“We feel like we have a strong five right now,” Mozeliak told Gregg Palermo of Spectrum News. “We feel like we have three or four guys that could give us depth throughout the season as well, so it’s not like a front-line priority but you never say never because something may pop up and make sense.”
In discussing the club’s tactics as a whole, Mozeliak said “we were very aggressive in the free agent market which was strategic. We did not think we were going to be able to acquire what we were looking for via trade, at least where we didn’t feel like we were going to give up something that we were comfortable with, and so now that we do have some starting pitching we are going to be looking at things for our bullpen and be open-minded because there could be something that we haven’t thought about.”
Technically, St. Louis now has a rotation surplus given all of the younger arms behind the projected starting five of Gray, Lynn, Gibson, Miles Mikolas, and Steven Matz. It isn’t to say that the Cardinals are necessarily itching to deal from their starting depth since the team very likely wants to have as much depth as possible on hand to withstand another spate of injuries, not to mention the fact that only Gray had a clear-cut quality season in 2023.
However, it does make sense that the Cardinals would be open to moving one or two of their younger arms if it means bringing in more top-of-the-rotation help.

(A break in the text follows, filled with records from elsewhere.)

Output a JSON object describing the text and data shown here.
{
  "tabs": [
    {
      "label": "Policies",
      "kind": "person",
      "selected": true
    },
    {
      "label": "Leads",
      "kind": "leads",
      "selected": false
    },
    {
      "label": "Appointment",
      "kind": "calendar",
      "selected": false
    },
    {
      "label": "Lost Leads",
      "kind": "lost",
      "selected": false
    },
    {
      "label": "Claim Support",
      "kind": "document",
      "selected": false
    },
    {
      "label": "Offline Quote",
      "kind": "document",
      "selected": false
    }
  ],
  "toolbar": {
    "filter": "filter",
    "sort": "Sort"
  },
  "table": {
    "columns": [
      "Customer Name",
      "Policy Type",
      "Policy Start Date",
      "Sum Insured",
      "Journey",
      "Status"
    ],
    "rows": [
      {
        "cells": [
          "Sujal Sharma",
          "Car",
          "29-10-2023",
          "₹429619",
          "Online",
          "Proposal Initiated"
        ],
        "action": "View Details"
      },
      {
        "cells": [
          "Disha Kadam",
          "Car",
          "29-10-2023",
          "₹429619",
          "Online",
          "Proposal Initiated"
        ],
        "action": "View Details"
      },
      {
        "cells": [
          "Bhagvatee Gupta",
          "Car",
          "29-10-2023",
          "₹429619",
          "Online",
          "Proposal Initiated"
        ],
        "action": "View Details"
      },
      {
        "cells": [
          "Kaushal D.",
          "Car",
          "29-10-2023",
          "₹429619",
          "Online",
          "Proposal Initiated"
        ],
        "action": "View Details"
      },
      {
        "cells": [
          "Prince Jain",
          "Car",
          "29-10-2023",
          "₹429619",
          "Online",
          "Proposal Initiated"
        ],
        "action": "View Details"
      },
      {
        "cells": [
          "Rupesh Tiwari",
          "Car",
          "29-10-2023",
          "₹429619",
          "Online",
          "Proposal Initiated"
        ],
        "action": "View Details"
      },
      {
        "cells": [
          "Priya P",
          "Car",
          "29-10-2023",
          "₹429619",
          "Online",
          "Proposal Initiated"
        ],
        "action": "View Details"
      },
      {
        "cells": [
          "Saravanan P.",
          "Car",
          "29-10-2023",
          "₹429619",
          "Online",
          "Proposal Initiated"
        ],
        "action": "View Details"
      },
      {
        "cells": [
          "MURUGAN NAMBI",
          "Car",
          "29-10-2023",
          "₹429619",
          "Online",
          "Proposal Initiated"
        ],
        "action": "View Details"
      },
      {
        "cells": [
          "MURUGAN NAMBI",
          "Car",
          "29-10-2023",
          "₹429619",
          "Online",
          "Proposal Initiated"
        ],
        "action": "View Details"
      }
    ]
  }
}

In addition to their interest in White Sox starter Dylan Cease, the Cards have “discussed internally what a potential trade for Tampa Bay ace Tyler Glasnow would look like,” Derrick Goold of the St. Louis Post-Dispatch writes.
This isn’t really surprising news given that front offices routinely consider scores of free agents and trade candidates, and it seems similarly likely that the Cardinals probably at least checked in with the Rays about Glasnow as a matter of due diligence. Perhaps most notably, Goold made specific mention that the Cardinals were weighing how Glasnow’s $25MM salary for 2024 would fit their payroll picture, which is currently projected to be slightly above their $178MM payroll from 2023.
While the Rays have stated they are comfortable carrying a larger payroll than usual for 2024, the general feeling is that Tampa will still try to move some salaries between now and Opening Day. This could manifest itself as trades of other players (i.e. Harold Ramirez, Manuel Margot, or maybe even Randy Arozarena) rather than Glasnow, yet the right-hander’s $25MM salary is easily the highest on Tampa Bay’s roster, and he isn’t seen as a long-term fixture given that Glasnow is eligible for free agency next winter. This short-term appeal makes Glasnow an interesting fit for many teams, including St. Louis if the Cardinals are okay with a one-year payroll bump, or if they look to shed some salaries themselves either as part of a Glasnow trade, or in other deals.
Turning to the bullpen, Jordan Hicks and Yuki Matsui are a couple of the names already reported as players of interest for the Cardinals, and Goold adds Phil Maton as another target. Maton has been an effective workhorse out of the Astros pen over the last two seasons, posting a 3.42 ERA and spectacular soft-contact numbers over 135 appearances and 131 2/3 regular-season innings. A broken pinkie finger kept Maton from participating in Houston’s World Series run in 2022, but he has an outstanding playoff resume nonetheless, with an 0.83 ERA over 21 2/3 career postseason innings.
Maton (who turns 31 in March) went to high school in Chatham, Illinois, around a 90-minute drive away from St. Louis. As Goold notes, geography also played a factor in the signings of Gray and Gibson, so the Cardinals might look to continue this trend to lure another semi-local product in Maton. There hasn’t been a lot of buzz about Maton’s market to date, yet the relief pitching market as a whole hasn’t really gotten cooking, as teams have been primarily first focusing on starters.